>>

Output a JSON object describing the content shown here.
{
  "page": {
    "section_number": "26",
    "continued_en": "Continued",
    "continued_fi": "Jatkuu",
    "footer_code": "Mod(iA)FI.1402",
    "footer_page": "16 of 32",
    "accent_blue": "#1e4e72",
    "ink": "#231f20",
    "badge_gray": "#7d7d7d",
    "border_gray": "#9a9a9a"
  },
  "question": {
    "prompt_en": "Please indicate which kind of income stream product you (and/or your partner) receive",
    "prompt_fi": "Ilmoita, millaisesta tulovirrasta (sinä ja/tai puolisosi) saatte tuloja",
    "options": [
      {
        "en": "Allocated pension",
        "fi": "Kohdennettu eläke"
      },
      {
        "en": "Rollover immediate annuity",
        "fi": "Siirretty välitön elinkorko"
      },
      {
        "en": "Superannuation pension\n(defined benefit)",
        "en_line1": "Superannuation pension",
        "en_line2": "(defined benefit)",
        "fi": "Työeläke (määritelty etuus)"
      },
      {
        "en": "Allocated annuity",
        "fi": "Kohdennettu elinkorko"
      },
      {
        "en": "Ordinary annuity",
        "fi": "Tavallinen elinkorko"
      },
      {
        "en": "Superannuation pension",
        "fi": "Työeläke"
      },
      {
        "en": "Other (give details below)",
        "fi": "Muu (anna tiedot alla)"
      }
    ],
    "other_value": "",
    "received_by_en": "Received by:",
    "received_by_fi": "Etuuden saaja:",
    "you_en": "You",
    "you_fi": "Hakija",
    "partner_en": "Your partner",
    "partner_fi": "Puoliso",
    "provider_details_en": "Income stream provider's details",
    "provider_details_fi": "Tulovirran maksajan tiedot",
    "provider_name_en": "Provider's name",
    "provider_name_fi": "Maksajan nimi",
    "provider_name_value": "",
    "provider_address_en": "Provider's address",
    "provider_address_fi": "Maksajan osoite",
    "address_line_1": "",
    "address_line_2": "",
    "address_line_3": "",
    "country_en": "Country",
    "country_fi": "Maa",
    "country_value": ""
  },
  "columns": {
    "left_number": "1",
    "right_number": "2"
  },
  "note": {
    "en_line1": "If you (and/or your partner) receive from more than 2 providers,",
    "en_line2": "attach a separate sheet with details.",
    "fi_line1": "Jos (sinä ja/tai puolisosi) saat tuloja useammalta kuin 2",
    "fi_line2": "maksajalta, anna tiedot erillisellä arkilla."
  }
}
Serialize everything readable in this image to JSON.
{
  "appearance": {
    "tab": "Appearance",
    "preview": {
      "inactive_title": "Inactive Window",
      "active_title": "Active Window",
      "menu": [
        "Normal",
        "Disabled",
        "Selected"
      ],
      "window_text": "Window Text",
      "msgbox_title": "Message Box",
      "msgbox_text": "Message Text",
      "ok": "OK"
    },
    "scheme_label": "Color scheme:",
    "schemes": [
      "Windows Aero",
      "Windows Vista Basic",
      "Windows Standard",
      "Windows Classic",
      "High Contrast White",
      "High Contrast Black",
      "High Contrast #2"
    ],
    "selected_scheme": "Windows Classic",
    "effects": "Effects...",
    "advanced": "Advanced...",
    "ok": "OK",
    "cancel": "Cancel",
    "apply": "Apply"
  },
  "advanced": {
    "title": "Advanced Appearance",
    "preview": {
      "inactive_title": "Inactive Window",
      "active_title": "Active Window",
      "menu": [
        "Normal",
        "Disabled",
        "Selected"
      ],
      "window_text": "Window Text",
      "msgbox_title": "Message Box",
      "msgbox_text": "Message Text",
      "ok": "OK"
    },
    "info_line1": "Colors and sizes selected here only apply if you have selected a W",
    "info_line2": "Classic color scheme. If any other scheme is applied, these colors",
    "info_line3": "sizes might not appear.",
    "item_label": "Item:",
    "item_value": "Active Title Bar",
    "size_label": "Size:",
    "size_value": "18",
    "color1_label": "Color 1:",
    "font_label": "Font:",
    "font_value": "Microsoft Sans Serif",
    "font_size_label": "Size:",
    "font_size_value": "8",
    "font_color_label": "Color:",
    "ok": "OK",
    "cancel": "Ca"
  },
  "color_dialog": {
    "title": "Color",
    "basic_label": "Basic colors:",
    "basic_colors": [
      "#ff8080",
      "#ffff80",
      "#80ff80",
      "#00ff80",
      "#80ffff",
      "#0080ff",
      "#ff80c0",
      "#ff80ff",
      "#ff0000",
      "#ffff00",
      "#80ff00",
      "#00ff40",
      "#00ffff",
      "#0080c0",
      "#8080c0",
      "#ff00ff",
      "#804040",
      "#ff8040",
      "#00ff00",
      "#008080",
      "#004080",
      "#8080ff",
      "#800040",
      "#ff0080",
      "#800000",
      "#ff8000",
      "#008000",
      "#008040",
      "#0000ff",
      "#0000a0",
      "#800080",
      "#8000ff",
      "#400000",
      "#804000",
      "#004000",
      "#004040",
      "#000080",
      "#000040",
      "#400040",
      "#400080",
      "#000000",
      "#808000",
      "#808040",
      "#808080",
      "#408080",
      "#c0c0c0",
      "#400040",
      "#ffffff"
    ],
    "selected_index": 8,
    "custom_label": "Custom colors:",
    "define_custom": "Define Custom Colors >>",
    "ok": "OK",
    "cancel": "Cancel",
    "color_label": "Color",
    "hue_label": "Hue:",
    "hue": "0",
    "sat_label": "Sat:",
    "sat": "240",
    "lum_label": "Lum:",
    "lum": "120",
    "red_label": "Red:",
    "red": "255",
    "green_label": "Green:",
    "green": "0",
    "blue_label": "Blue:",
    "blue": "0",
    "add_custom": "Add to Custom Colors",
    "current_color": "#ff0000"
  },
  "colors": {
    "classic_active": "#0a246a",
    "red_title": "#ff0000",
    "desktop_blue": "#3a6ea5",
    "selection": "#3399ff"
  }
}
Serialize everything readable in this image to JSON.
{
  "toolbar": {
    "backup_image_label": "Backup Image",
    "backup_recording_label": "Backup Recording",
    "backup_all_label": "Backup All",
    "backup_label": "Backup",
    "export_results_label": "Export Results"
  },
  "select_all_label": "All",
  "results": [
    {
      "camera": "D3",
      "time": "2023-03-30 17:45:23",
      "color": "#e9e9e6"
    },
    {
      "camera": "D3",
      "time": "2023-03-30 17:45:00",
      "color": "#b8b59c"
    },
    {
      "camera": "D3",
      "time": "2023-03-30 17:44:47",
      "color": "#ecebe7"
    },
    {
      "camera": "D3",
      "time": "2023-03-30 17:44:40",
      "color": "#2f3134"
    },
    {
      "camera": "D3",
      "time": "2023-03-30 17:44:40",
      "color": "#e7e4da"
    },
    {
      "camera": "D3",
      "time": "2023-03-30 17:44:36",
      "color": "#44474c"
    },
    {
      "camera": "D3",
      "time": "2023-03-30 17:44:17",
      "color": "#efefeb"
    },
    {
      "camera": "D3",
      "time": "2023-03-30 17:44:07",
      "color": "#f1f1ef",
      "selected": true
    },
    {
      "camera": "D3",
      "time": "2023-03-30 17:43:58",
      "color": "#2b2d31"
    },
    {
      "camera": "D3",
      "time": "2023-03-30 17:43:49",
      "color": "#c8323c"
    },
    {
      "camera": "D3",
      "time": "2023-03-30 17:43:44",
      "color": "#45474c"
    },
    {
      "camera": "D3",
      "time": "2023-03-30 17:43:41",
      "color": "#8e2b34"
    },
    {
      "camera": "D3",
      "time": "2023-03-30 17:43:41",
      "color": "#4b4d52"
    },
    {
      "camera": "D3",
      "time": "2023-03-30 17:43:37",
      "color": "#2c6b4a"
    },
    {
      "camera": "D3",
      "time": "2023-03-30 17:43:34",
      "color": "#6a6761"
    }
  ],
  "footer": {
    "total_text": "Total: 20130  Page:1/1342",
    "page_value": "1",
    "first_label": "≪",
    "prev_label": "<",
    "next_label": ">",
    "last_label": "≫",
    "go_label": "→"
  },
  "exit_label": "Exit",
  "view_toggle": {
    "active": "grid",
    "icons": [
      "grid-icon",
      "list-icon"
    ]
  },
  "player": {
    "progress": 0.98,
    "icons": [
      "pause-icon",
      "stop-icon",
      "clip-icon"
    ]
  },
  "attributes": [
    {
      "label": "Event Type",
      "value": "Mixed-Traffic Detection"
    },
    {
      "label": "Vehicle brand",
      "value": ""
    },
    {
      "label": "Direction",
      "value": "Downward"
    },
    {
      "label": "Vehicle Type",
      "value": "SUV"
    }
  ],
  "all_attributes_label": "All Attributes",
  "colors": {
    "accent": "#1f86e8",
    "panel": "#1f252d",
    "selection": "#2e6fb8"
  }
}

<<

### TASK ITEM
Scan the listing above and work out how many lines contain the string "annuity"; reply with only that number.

### ANSWER TO THIS TASK
3